Stored entries:
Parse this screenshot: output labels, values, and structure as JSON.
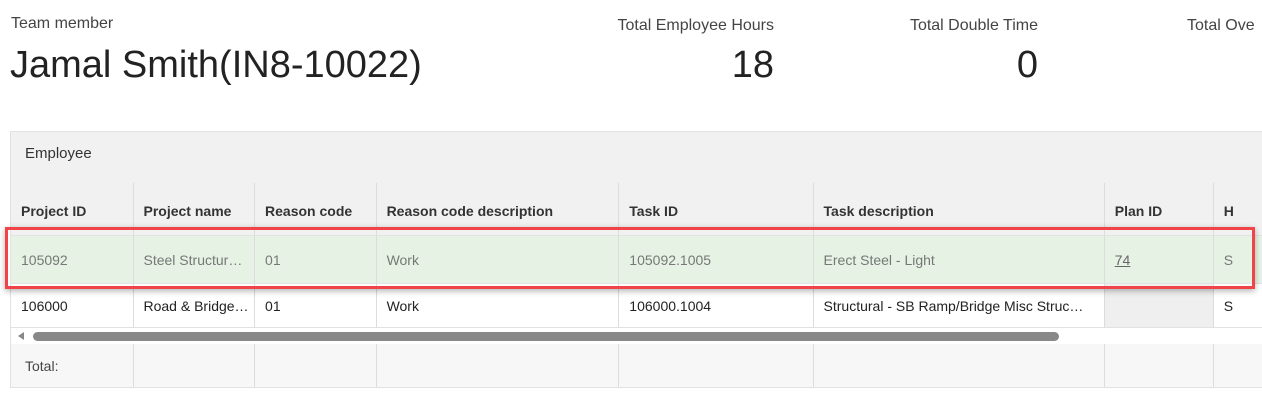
{
  "header": {
    "team_member_label": "Team member",
    "team_member_name": "Jamal Smith(IN8-10022)",
    "stats": [
      {
        "label": "Total Employee Hours",
        "value": "18"
      },
      {
        "label": "Total Double Time",
        "value": "0"
      },
      {
        "label": "Total Ove",
        "value": ""
      }
    ]
  },
  "grid": {
    "group_label": "Employee",
    "columns": [
      "Project ID",
      "Project name",
      "Reason code",
      "Reason code description",
      "Task ID",
      "Task description",
      "Plan ID",
      "H"
    ],
    "rows": [
      [
        "105092",
        "Steel Structur…",
        "01",
        "Work",
        "105092.1005",
        "Erect Steel - Light",
        "74",
        "S"
      ],
      [
        "106000",
        "Road & Bridge…",
        "01",
        "Work",
        "106000.1004",
        "Structural - SB Ramp/Bridge Misc Struc…",
        "",
        "S"
      ]
    ],
    "total_label": "Total:"
  },
  "colors": {
    "selected_row": "#e6f3e4",
    "highlight": "#f04448"
  }
}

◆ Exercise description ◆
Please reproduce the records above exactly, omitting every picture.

◆ Answer section ◆
Parse this screenshot: output labels, values, and structure as JSON.
{
  "header": {
    "team_member_label": "Team member",
    "team_member_name": "Jamal Smith(IN8-10022)",
    "stats": [
      {
        "label": "Total Employee Hours",
        "value": "18"
      },
      {
        "label": "Total Double Time",
        "value": "0"
      },
      {
        "label": "Total Ove",
        "value": ""
      }
    ]
  },
  "grid": {
    "group_label": "Employee",
    "columns": [
      "Project ID",
      "Project name",
      "Reason code",
      "Reason code description",
      "Task ID",
      "Task description",
      "Plan ID",
      "H"
    ],
    "rows": [
      [
        "105092",
        "Steel Structur…",
        "01",
        "Work",
        "105092.1005",
        "Erect Steel - Light",
        "74",
        "S"
      ],
      [
        "106000",
        "Road & Bridge…",
        "01",
        "Work",
        "106000.1004",
        "Structural - SB Ramp/Bridge Misc Struc…",
        "",
        "S"
      ]
    ],
    "total_label": "Total:"
  },
  "colors": {
    "selected_row": "#e6f3e4",
    "highlight": "#f04448"
  }
}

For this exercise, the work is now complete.